(Web page and app entries)
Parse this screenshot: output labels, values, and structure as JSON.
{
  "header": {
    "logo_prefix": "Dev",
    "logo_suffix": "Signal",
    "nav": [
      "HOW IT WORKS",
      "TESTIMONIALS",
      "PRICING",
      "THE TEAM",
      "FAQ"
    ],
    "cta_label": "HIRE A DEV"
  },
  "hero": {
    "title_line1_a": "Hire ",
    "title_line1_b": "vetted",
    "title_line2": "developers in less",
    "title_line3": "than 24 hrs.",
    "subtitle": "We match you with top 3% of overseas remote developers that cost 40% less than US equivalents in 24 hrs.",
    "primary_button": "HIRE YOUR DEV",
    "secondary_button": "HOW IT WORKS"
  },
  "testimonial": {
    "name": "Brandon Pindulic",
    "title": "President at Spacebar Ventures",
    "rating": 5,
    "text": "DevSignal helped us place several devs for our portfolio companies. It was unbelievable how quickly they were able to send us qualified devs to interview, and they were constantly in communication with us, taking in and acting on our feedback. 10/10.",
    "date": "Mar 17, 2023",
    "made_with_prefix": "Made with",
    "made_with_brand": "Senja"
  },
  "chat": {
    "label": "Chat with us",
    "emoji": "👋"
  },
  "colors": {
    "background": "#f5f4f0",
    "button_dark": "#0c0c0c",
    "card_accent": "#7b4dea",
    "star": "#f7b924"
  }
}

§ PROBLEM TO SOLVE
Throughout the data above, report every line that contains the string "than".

§ ANSWER TO THE EXERCISE
    "title_line3": "than 24 hrs.",
    "subtitle": "We match you with top 3% of overseas remote developers that cost 40% less than US equivalents in 24 hrs.",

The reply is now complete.